Any opinions which or which one not to choose?

#7 fallbreak

fallbreak

Posted 08 February 2011 - 05:25 PM

Thanks!

Since I killed already the Rescue and Recovery hidden FAT32 partition (yeah...) let's go with either Acronis True Image Home 11 or Paragon Drive Copy 11 Professional. Both are $40->

Drive Copy is more appealing to me since it does specifically says it can downsize to smaller drives, even though that is also possible with the Acronis product (obviously)....

Any opinions which or which one not to choose?


Oops, I mixed up the downloadable Lenovo tool with the recovery partition on the laptop. Stil, since I need to use XP, the Lenovo tool might be a bit older.... So I think I'd go with the Paragon solutions and will report back....

#8 Brian

Brian

    SR Admin

  • Admin
  • 5,076 posts

Posted 08 February 2011 - 08:47 PM

I've used the Acronis product dozens of times, never tried the Paragon, though we should resolve that soon.

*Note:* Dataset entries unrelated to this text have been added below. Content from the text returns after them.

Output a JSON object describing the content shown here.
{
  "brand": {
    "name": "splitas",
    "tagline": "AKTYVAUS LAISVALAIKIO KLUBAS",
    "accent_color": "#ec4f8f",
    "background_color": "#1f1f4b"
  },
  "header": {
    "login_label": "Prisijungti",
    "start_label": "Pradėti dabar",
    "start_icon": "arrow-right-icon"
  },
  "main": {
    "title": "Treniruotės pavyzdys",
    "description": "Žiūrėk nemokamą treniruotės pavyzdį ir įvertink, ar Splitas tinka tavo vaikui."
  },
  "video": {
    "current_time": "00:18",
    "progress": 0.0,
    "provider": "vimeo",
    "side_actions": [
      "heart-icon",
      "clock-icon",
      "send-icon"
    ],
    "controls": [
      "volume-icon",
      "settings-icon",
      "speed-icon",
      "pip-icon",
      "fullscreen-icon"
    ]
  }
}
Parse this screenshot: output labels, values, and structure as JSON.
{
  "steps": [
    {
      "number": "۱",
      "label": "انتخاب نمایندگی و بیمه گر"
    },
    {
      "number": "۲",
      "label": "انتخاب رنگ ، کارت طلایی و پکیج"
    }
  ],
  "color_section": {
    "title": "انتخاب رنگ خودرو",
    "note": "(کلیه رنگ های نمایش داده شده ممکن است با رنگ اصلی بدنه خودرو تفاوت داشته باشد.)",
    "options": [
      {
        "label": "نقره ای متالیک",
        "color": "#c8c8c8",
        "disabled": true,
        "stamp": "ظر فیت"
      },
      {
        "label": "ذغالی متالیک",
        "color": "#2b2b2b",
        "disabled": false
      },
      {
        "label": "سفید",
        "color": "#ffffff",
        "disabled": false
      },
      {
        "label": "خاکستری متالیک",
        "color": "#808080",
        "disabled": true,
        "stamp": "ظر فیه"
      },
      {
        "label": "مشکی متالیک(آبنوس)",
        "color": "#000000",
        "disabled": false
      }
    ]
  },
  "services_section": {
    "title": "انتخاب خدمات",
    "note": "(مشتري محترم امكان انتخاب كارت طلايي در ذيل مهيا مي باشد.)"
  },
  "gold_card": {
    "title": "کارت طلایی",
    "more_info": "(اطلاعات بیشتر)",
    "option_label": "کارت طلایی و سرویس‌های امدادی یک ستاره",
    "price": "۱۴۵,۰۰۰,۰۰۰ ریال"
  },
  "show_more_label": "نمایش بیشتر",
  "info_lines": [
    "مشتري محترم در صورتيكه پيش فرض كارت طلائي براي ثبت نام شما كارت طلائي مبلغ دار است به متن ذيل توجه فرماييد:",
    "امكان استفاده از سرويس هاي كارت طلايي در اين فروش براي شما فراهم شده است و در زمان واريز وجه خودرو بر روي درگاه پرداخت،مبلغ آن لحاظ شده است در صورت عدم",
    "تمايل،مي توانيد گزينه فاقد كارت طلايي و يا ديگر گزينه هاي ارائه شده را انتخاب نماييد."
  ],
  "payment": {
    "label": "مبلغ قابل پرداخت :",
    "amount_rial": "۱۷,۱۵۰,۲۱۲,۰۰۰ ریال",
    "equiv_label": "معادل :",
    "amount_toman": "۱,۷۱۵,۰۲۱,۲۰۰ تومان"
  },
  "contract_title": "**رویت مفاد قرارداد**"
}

I'm sure it's a fine solution, let us know how it goes for you.

Brian

Publisher- StorageReview.com
Twitter - @StorageReview

 

#9 fallbreak

fallbreak

Posted 09 February 2011 - 12:02 AM

OK, so I got the Paragon program Disk Copy 11 Professional today.
http://www.paragon-s...onal/index.html

Installation under XP was no issue, started the program and the Easy Launcher gave me several options. One of them is "Migrate OS to SSD" which I chose. After quick selection of source and target, the program was working for about 45 minutes (all under Windows), finished with a success message and explained the next steps to set the BIOS boot order, etc..
I swapped the drives and booted. The BIOS reports "Error loading operating system".... Strike 1.

..developing...

Manual:
http://www.paragon-s...user_manual.pdf

#10 TSullivan

TSullivan

    SR Admin

  • Admin
  • 688 posts

Posted 10 February 2011 - 03:51 PM

Thats what you get for not following the ThinkPad way :P

#11 justjohn

justjohn

    Member

  • Member
  • 2 posts

Posted 28 February 2011 - 04:39 PM

Thanks for the review. Always like to see more coverage of Thinkpads.

Just to confirm: "optional secondary 2.5" drive bay" only refers to the UltraBay, right?

Also, as a minor nit, I have a Thinkpad X100 model (sort of a beefed up netbook) in red. It was a no-cost option other than black.

One thinkpad accessory I've started purchasing for our professors is the AC/DC travel adapter. It works with auto & airplane jacks, in addition to AC. It also has an extra charging outlet for USB items, and an assortment of plugs to connect to other mobile electronics. About $100.



0 user(s) are reading this topic

0 members, 0 guests, 0 anonymous users